In the copy, include every entry exactly but none of the pictures.

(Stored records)
==============================

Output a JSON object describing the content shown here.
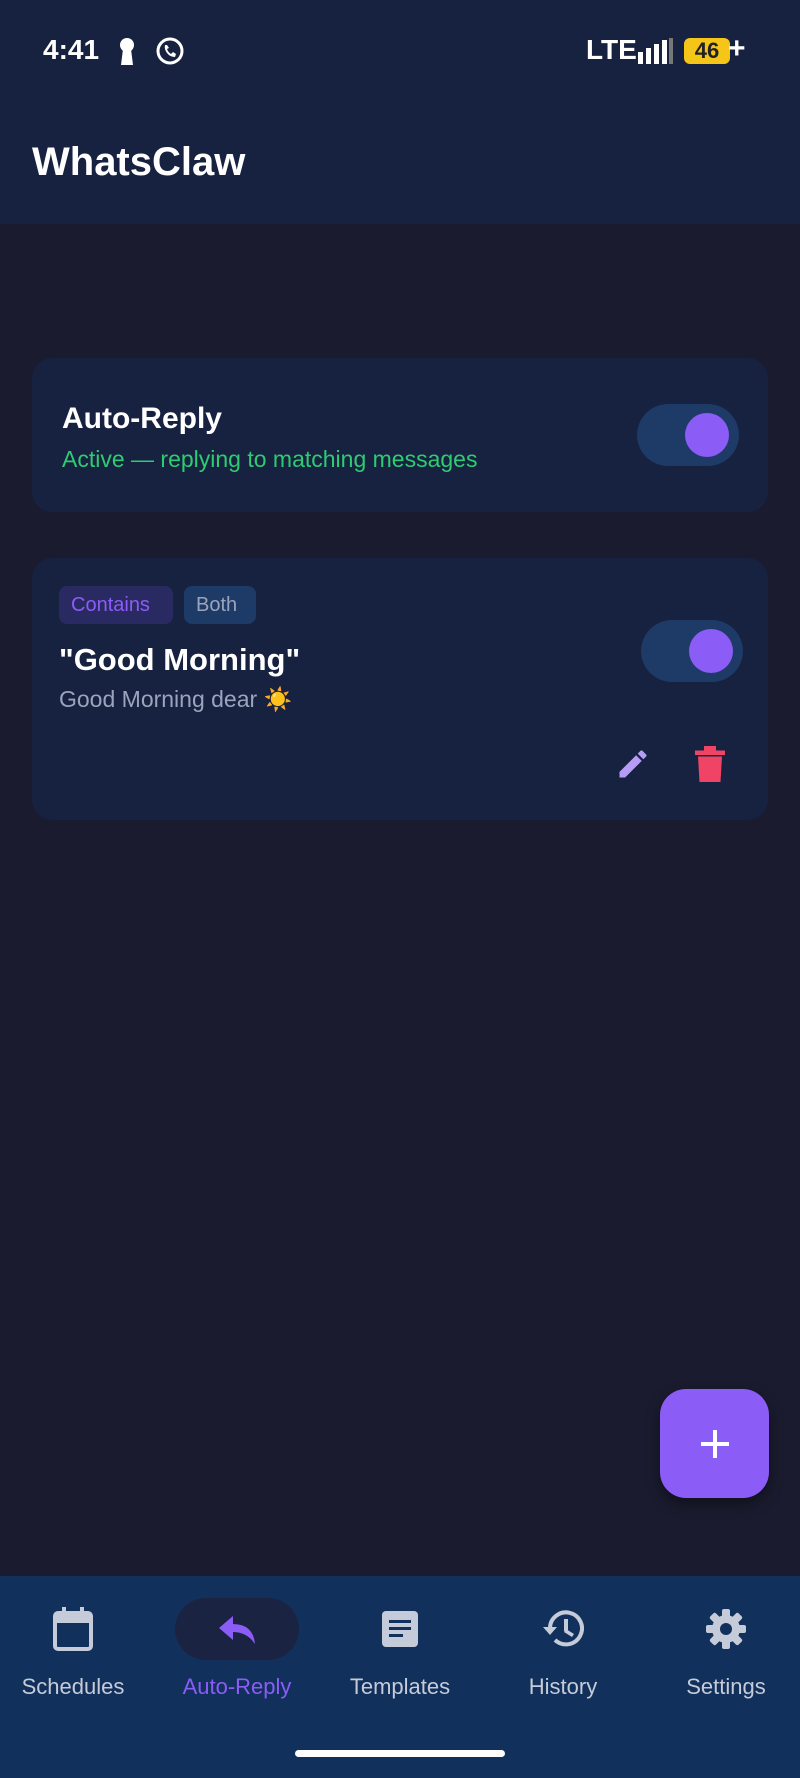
{
  "status_bar": {
    "time": "4:41",
    "network": "LTE",
    "battery": "46",
    "battery_plus": "+"
  },
  "app_bar": {
    "title": "WhatsClaw"
  },
  "auto_reply_card": {
    "title": "Auto-Reply",
    "status": "Active — replying to matching messages",
    "enabled": true,
    "status_color": "#2ecc71"
  },
  "rules": [
    {
      "match_type": "Contains",
      "scope": "Both",
      "keyword": "\"Good Morning\"",
      "reply": "Good Morning dear ☀️",
      "enabled": true
    }
  ],
  "fab": {
    "icon": "plus-icon"
  },
  "bottom_nav": {
    "items": [
      {
        "label": "Schedules",
        "icon": "calendar-icon",
        "active": false
      },
      {
        "label": "Auto-Reply",
        "icon": "reply-icon",
        "active": true
      },
      {
        "label": "Templates",
        "icon": "document-icon",
        "active": false
      },
      {
        "label": "History",
        "icon": "history-icon",
        "active": false
      },
      {
        "label": "Settings",
        "icon": "gear-icon",
        "active": false
      }
    ]
  },
  "colors": {
    "accent": "#8b5cf6",
    "background": "#1a1b2e",
    "surface": "#172140",
    "nav_background": "#12305c",
    "success": "#2ecc71",
    "danger": "#ef4466"
  }
}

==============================

Your solution
Output a JSON object describing the content shown here.
{
  "status_bar": {
    "time": "4:41",
    "network": "LTE",
    "battery": "46",
    "battery_plus": "+"
  },
  "app_bar": {
    "title": "WhatsClaw"
  },
  "auto_reply_card": {
    "title": "Auto-Reply",
    "status": "Active — replying to matching messages",
    "enabled": true,
    "status_color": "#2ecc71"
  },
  "rules": [
    {
      "match_type": "Contains",
      "scope": "Both",
      "keyword": "\"Good Morning\"",
      "reply": "Good Morning dear ☀️",
      "enabled": true
    }
  ],
  "fab": {
    "icon": "plus-icon"
  },
  "bottom_nav": {
    "items": [
      {
        "label": "Schedules",
        "icon": "calendar-icon",
        "active": false
      },
      {
        "label": "Auto-Reply",
        "icon": "reply-icon",
        "active": true
      },
      {
        "label": "Templates",
        "icon": "document-icon",
        "active": false
      },
      {
        "label": "History",
        "icon": "history-icon",
        "active": false
      },
      {
        "label": "Settings",
        "icon": "gear-icon",
        "active": false
      }
    ]
  },
  "colors": {
    "accent": "#8b5cf6",
    "background": "#1a1b2e",
    "surface": "#172140",
    "nav_background": "#12305c",
    "success": "#2ecc71",
    "danger": "#ef4466"
  }
}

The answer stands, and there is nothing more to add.